== INFORMATION SHOWN

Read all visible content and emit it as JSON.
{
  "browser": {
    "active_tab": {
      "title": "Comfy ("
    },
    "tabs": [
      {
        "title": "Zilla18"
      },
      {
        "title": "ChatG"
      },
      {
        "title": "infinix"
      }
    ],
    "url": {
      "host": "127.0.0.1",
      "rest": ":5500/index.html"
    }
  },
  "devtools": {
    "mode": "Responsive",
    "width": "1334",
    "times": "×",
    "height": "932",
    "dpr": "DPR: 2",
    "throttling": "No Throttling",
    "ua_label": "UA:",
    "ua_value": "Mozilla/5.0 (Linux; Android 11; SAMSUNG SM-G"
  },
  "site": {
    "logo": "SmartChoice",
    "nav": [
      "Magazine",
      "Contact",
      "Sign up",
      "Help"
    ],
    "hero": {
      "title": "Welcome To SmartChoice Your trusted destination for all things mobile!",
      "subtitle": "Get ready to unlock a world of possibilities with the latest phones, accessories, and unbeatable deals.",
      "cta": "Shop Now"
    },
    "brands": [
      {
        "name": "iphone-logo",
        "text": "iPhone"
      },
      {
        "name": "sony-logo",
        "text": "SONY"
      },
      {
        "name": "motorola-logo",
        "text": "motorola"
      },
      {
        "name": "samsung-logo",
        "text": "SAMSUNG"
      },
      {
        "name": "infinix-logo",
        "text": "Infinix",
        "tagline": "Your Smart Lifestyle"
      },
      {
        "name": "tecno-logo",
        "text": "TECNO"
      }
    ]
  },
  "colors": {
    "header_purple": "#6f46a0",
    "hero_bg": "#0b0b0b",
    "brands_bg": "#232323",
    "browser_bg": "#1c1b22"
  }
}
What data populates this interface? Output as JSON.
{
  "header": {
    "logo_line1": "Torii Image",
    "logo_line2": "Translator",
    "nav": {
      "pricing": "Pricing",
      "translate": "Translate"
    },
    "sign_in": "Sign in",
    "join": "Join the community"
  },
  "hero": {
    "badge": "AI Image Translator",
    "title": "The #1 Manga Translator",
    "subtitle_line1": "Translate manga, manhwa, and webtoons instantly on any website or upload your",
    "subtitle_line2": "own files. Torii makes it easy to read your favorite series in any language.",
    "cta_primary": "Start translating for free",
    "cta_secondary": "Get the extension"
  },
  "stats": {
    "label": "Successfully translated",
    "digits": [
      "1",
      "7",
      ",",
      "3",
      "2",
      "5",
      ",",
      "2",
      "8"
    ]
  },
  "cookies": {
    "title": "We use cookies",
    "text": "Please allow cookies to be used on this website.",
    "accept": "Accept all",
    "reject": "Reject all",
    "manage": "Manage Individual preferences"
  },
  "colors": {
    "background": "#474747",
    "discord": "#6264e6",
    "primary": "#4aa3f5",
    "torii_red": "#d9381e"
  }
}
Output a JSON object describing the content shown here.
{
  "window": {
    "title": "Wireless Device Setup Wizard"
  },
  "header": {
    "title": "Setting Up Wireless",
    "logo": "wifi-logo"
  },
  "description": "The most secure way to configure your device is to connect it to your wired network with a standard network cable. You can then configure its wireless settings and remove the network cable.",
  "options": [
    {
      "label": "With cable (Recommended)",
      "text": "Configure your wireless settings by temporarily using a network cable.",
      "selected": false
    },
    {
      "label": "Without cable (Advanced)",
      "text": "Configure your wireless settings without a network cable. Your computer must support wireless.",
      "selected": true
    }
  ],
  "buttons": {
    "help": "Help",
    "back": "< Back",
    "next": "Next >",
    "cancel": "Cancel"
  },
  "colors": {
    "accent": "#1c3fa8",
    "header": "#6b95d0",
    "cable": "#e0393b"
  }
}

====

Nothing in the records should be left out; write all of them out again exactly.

→ **ANSWER FOR THIS EXERCISE**
Read all visible content and emit it as JSON.
{
  "browser": {
    "active_tab": {
      "title": "Comfy ("
    },
    "tabs": [
      {
        "title": "Zilla18"
      },
      {
        "title": "ChatG"
      },
      {
        "title": "infinix"
      }
    ],
    "url": {
      "host": "127.0.0.1",
      "rest": ":5500/index.html"
    }
  },
  "devtools": {
    "mode": "Responsive",
    "width": "1334",
    "times": "×",
    "height": "932",
    "dpr": "DPR: 2",
    "throttling": "No Throttling",
    "ua_label": "UA:",
    "ua_value": "Mozilla/5.0 (Linux; Android 11; SAMSUNG SM-G"
  },
  "site": {
    "logo": "SmartChoice",
    "nav": [
      "Magazine",
      "Contact",
      "Sign up",
      "Help"
    ],
    "hero": {
      "title": "Welcome To SmartChoice Your trusted destination for all things mobile!",
      "subtitle": "Get ready to unlock a world of possibilities with the latest phones, accessories, and unbeatable deals.",
      "cta": "Shop Now"
    },
    "brands": [
      {
        "name": "iphone-logo",
        "text": "iPhone"
      },
      {
        "name": "sony-logo",
        "text": "SONY"
      },
      {
        "name": "motorola-logo",
        "text": "motorola"
      },
      {
        "name": "samsung-logo",
        "text": "SAMSUNG"
      },
      {
        "name": "infinix-logo",
        "text": "Infinix",
        "tagline": "Your Smart Lifestyle"
      },
      {
        "name": "tecno-logo",
        "text": "TECNO"
      }
    ]
  },
  "colors": {
    "header_purple": "#6f46a0",
    "hero_bg": "#0b0b0b",
    "brands_bg": "#232323",
    "browser_bg": "#1c1b22"
  }
}
What data populates this interface? Output as JSON.
{
  "header": {
    "logo_line1": "Torii Image",
    "logo_line2": "Translator",
    "nav": {
      "pricing": "Pricing",
      "translate": "Translate"
    },
    "sign_in": "Sign in",
    "join": "Join the community"
  },
  "hero": {
    "badge": "AI Image Translator",
    "title": "The #1 Manga Translator",
    "subtitle_line1": "Translate manga, manhwa, and webtoons instantly on any website or upload your",
    "subtitle_line2": "own files. Torii makes it easy to read your favorite series in any language.",
    "cta_primary": "Start translating for free",
    "cta_secondary": "Get the extension"
  },
  "stats": {
    "label": "Successfully translated",
    "digits": [
      "1",
      "7",
      ",",
      "3",
      "2",
      "5",
      ",",
      "2",
      "8"
    ]
  },
  "cookies": {
    "title": "We use cookies",
    "text": "Please allow cookies to be used on this website.",
    "accept": "Accept all",
    "reject": "Reject all",
    "manage": "Manage Individual preferences"
  },
  "colors": {
    "background": "#474747",
    "discord": "#6264e6",
    "primary": "#4aa3f5",
    "torii_red": "#d9381e"
  }
}
Output a JSON object describing the content shown here.
{
  "window": {
    "title": "Wireless Device Setup Wizard"
  },
  "header": {
    "title": "Setting Up Wireless",
    "logo": "wifi-logo"
  },
  "description": "The most secure way to configure your device is to connect it to your wired network with a standard network cable. You can then configure its wireless settings and remove the network cable.",
  "options": [
    {
      "label": "With cable (Recommended)",
      "text": "Configure your wireless settings by temporarily using a network cable.",
      "selected": false
    },
    {
      "label": "Without cable (Advanced)",
      "text": "Configure your wireless settings without a network cable. Your computer must support wireless.",
      "selected": true
    }
  ],
  "buttons": {
    "help": "Help",
    "back": "< Back",
    "next": "Next >",
    "cancel": "Cancel"
  },
  "colors": {
    "accent": "#1c3fa8",
    "header": "#6b95d0",
    "cable": "#e0393b"
  }
}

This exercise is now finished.